Records from a collection
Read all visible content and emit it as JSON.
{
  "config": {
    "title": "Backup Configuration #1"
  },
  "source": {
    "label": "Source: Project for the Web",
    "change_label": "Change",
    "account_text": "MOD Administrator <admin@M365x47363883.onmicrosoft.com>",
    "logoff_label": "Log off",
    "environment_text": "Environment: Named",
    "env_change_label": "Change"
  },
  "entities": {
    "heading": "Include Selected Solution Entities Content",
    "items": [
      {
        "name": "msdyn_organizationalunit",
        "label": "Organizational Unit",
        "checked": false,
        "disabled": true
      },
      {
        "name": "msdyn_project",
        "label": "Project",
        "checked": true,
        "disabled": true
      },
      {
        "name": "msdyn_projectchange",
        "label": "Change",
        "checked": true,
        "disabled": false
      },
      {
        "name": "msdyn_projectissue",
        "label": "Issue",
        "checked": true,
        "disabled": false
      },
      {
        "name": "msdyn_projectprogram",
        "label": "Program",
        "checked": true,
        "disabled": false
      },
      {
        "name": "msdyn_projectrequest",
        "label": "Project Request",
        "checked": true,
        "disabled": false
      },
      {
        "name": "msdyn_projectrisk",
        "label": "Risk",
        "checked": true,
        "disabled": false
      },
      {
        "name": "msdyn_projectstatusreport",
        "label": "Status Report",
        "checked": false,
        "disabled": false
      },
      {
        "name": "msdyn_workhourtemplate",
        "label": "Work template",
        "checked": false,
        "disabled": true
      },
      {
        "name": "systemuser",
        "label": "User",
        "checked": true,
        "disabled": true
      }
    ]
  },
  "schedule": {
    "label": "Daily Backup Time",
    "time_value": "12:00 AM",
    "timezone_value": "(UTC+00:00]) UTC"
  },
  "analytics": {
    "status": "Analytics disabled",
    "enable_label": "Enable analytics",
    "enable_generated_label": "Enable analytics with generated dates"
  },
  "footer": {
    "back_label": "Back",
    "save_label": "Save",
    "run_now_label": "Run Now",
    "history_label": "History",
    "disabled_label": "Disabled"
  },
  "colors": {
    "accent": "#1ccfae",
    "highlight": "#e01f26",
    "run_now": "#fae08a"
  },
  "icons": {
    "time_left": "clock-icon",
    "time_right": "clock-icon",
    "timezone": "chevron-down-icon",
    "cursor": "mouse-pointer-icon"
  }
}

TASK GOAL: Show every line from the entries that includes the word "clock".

EXERCISE ANSWER:
    "time_left": "clock-icon",
    "time_right": "clock-icon",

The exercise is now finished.